When you have your paragraphs prepared, you will be able to see not only the big picture of how the voices in your conversation understand and have discussed your question but you can also see the specific reasons why they overlap and diverge.

Step 3. Using your tables and paragraphs, draft your Synthesis Essay. Again, this is not an argumentative essay; that is, you won’t be making your own argument for what needs to be done and why. Instead, you will talk about your sources, grouping them into a meaningful structure, and showing where and why they overlap and diverge. Your goal for now is to simply have a response that guides readers through the same information you’ve read, but we get the benefit of your guidance.
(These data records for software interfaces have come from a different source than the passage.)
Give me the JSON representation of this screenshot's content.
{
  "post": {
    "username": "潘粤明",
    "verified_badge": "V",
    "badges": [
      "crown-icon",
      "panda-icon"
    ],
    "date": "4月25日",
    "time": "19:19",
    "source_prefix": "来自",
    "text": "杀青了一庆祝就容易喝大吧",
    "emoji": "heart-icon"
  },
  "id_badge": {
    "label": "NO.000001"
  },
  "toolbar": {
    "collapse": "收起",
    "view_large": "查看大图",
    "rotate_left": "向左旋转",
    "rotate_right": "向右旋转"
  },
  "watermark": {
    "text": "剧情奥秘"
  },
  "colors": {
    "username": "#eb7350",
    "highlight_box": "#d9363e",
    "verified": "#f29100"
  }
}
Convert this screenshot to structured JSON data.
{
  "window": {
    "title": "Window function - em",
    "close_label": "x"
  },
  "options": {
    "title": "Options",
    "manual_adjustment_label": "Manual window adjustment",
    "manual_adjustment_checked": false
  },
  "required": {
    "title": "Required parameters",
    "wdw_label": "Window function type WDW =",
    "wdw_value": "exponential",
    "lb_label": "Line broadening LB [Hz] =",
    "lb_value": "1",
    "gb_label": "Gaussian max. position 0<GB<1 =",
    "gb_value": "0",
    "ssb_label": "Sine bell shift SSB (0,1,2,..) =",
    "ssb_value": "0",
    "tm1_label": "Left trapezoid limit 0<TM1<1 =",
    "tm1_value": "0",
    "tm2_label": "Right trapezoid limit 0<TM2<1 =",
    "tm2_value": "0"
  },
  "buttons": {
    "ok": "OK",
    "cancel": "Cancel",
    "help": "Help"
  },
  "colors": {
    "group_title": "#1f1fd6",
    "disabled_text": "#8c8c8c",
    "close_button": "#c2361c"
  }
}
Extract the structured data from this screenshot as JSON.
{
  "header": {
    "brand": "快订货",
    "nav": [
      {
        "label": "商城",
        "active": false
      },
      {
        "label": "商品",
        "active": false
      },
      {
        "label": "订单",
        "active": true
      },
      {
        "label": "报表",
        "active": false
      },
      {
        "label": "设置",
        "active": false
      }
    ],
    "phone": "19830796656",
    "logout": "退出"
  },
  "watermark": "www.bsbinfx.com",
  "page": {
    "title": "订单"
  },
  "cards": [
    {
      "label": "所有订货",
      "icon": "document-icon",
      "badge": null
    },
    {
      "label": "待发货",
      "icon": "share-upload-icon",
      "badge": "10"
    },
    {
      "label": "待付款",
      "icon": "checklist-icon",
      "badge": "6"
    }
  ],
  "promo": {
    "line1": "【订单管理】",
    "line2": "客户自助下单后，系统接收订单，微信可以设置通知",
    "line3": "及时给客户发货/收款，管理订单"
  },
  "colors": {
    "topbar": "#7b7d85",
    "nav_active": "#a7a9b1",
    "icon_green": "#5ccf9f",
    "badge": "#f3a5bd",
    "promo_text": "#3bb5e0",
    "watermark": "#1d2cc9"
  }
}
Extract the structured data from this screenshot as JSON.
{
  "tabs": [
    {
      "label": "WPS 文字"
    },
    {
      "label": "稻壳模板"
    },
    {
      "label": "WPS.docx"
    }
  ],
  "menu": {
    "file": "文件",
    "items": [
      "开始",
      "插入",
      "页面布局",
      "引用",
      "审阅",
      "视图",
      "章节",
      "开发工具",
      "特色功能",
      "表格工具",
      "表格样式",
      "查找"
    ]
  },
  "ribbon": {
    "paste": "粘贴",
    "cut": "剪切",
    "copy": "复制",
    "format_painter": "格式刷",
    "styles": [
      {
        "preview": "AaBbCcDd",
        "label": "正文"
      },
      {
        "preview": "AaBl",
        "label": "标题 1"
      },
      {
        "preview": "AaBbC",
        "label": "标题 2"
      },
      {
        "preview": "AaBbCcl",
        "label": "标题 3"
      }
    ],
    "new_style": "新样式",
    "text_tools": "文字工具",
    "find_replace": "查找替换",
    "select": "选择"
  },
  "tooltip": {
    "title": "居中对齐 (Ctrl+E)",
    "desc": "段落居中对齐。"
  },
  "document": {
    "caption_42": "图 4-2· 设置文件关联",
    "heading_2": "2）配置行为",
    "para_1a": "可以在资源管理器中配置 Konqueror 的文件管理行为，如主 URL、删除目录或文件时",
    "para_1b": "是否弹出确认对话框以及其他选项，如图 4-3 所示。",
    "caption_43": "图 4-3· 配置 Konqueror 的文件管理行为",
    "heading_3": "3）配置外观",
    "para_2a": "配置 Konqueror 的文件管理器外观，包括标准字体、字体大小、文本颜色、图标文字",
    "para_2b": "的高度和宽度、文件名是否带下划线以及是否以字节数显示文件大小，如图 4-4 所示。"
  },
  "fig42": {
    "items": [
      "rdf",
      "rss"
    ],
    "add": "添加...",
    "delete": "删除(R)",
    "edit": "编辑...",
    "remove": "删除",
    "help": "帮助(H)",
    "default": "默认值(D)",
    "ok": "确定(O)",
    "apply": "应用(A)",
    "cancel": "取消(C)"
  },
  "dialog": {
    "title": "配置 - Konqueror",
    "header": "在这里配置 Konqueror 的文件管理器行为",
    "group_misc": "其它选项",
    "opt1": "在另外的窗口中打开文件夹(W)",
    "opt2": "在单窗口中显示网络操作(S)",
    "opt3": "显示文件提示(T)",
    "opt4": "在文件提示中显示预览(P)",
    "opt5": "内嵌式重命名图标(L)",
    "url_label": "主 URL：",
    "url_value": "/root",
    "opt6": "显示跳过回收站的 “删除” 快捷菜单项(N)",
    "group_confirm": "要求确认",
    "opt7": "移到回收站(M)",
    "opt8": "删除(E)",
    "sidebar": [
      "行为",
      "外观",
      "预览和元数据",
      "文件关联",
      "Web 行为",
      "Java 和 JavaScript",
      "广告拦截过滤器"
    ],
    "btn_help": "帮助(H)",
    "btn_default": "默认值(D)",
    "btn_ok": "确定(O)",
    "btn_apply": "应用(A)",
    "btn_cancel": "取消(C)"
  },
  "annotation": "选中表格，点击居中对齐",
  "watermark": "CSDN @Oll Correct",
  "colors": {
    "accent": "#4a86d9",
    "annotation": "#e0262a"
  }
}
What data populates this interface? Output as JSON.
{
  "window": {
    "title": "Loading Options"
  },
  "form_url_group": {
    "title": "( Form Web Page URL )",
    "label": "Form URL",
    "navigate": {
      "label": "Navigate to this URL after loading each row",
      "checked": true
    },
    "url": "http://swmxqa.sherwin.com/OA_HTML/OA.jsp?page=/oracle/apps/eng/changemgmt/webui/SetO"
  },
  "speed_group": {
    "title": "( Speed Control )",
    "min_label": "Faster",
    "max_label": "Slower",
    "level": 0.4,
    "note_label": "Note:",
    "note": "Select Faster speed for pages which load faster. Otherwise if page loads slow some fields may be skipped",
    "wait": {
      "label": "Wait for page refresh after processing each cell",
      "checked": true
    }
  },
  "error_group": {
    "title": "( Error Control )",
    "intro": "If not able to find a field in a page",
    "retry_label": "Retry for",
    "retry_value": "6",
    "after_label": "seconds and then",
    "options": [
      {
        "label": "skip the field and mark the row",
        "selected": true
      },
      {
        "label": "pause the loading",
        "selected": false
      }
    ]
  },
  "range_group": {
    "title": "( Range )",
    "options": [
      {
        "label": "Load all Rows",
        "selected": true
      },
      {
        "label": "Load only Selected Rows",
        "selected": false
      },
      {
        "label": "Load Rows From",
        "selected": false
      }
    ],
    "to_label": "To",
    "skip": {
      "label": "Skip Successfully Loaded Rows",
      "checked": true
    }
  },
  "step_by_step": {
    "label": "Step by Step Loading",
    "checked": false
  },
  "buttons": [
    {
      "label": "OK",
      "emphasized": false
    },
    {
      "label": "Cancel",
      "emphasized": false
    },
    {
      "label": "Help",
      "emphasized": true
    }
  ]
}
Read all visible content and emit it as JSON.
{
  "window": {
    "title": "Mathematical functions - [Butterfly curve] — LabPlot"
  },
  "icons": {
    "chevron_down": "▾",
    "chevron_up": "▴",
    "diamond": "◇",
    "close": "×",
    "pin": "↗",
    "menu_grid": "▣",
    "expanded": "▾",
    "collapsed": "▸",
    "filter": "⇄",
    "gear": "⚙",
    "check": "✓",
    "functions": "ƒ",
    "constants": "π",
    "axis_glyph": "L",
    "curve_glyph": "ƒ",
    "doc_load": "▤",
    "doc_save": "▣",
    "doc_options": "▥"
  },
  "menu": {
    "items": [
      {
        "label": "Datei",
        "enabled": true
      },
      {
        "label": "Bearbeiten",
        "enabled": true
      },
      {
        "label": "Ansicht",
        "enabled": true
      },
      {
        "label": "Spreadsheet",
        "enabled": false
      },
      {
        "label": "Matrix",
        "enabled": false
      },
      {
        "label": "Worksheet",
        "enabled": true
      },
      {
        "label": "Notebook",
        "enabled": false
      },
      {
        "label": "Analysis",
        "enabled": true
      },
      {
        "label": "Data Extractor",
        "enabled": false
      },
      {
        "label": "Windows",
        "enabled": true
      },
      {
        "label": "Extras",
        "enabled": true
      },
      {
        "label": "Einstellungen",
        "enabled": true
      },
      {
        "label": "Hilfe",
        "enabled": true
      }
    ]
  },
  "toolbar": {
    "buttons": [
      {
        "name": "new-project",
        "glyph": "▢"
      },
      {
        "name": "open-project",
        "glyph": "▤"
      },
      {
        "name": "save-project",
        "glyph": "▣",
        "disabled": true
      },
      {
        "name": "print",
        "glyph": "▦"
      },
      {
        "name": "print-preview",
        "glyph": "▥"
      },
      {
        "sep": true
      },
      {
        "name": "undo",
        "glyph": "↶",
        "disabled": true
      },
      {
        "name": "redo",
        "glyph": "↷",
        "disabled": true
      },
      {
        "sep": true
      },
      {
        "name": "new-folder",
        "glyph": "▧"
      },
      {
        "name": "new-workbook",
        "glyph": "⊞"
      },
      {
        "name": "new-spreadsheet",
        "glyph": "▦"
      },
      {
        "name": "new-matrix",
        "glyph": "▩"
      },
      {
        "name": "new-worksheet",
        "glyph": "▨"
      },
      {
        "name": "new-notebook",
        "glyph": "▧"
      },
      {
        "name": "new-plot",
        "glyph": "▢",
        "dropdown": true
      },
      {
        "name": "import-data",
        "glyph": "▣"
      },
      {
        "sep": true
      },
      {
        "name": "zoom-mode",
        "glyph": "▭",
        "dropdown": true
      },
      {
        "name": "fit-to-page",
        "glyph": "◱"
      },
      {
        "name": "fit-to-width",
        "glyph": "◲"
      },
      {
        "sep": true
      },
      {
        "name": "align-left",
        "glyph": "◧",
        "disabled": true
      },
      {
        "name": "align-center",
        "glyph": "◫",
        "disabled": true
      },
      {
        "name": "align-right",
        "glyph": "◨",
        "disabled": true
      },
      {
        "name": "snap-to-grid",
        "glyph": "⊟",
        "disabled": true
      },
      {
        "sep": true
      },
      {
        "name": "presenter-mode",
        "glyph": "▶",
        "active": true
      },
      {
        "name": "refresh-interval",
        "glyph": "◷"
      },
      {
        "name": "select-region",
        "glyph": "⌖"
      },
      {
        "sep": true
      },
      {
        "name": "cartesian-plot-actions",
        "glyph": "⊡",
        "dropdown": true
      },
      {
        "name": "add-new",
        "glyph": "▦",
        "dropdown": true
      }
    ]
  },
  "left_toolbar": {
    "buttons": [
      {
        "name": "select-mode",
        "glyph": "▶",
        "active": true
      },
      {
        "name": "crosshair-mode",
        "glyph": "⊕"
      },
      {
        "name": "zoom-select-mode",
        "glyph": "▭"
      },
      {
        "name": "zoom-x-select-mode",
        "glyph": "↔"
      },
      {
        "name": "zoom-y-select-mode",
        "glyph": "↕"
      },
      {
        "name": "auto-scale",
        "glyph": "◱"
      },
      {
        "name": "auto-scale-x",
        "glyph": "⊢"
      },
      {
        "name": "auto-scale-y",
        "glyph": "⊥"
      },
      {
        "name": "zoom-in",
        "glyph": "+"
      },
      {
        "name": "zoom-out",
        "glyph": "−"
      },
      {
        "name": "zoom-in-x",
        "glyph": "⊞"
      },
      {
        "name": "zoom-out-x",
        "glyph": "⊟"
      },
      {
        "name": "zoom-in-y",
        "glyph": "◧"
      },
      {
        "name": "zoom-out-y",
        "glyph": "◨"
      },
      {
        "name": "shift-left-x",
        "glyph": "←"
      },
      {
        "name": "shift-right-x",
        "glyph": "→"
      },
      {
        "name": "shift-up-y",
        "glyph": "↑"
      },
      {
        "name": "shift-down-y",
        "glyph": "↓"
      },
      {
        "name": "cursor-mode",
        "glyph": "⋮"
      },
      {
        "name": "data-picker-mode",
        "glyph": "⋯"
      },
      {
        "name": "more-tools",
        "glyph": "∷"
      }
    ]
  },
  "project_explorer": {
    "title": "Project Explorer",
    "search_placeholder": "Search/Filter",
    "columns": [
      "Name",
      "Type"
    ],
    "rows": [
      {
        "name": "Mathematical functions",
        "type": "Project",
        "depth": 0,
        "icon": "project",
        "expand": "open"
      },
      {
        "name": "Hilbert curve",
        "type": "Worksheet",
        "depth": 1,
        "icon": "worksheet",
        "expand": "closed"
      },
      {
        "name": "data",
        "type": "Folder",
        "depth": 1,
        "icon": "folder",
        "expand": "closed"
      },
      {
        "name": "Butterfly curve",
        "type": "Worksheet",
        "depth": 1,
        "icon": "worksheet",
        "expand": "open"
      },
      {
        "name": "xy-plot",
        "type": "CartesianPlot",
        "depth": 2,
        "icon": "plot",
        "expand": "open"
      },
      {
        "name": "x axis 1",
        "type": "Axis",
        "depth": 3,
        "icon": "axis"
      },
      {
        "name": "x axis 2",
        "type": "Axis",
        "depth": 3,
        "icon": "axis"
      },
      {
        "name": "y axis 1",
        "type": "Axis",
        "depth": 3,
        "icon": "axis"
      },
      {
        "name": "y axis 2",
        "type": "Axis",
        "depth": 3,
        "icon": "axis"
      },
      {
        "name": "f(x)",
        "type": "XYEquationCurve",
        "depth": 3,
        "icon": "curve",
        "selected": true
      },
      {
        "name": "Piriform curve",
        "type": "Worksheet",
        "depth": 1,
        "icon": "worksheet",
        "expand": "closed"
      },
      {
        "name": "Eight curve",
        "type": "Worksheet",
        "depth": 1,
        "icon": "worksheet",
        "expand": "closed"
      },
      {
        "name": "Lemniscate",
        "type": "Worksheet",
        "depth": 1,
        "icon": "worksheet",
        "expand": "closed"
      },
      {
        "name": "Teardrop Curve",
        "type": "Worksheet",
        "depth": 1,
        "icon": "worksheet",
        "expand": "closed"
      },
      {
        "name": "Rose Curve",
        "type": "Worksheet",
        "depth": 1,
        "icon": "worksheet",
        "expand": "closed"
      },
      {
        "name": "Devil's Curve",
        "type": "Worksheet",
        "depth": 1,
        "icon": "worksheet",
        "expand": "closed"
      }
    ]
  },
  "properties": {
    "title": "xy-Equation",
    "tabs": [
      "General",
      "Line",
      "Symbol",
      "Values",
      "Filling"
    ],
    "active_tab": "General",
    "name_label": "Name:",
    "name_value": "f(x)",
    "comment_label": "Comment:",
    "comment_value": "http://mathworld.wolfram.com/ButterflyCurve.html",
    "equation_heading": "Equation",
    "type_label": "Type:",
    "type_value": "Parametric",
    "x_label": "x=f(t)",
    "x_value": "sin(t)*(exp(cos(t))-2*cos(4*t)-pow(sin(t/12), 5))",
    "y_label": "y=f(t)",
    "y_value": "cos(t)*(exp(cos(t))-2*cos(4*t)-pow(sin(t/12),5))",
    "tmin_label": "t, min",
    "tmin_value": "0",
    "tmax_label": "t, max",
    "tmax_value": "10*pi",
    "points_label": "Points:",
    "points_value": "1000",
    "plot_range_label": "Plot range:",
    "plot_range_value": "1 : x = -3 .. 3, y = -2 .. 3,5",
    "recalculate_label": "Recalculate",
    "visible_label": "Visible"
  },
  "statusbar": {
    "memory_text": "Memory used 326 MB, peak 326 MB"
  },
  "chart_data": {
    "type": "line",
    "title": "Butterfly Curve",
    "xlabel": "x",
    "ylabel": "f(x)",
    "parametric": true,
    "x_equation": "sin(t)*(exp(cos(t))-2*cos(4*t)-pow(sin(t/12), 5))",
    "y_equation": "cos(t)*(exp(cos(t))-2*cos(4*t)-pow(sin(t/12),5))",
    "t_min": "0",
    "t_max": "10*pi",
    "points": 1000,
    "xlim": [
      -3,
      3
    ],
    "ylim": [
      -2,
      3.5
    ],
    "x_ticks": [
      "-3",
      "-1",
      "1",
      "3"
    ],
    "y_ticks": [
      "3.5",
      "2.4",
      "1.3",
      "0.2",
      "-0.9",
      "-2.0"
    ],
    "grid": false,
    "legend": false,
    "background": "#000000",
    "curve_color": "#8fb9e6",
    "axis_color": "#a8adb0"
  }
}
You have, after all, done the thinking for us at this point.

Again, a really useful synthesis essay

  1. explains the issue(s) by generalizing about what the sources say are the important questions or positions to consider (and your opinion on the issue should not be apparent);
  2. is organized around claims regarding the significant questions or issues related to the subject; it synthesizes the sources (puts them in conversation with one another);
  3. provides adequate support for claims made regarding the issue by effectively summarizing and quoting from sources;
  4. effectively integrates source material, making clear distinctions between the writer’s language and the language of sources;
  5. uses correct citation format within the text and in the list of Works Cited (MLA Style); and
  6. sentences are clear, complete, varied, and relatively free of error.



  • Has a specific, focused research question that controls the essay, and that educated but skeptical readers would consider reasonable.
  • Has a title that explains the focus of the paper.
  • Explains the relevance of discussing this topic or question clearly.
  • Has an introduction that orients the reader to the topic at hand.
  • Describes the topic/question/tension/conflict.
  • Brings current sources into the explanation of the topic
  • Sources are relative to the topic, not simply chosen without careful reading.
  • Quotes and paraphrases are carefully, not haphazardly, chosen and augment the essay.
  • Demonstrates the significance of each of the sources
  • Engages the reader through control over topic in his/her own voice (the research does not control the essay—you do).


  • Connection among sources, not merely a cataloguing of them.
  • The narrative is organized in an engaging format: the important points of the conversation are organized so that they are emphasized.
  • Sustains the focus of the paper.
  • Writer has control over the sources.
  • Transitions/connections between ideas and paragraphs.
  • Sentence variation.
  • Uses “quote burger” technique.
  • Introduces sources effectively.
  • Has own description in the text, not merely quoting bunches of material.


  • Grammatically correct; none to very few grammatical mistakes.
  • Demonstrates facility with language.
  • Flows smoothly (sentences varied, active verbs.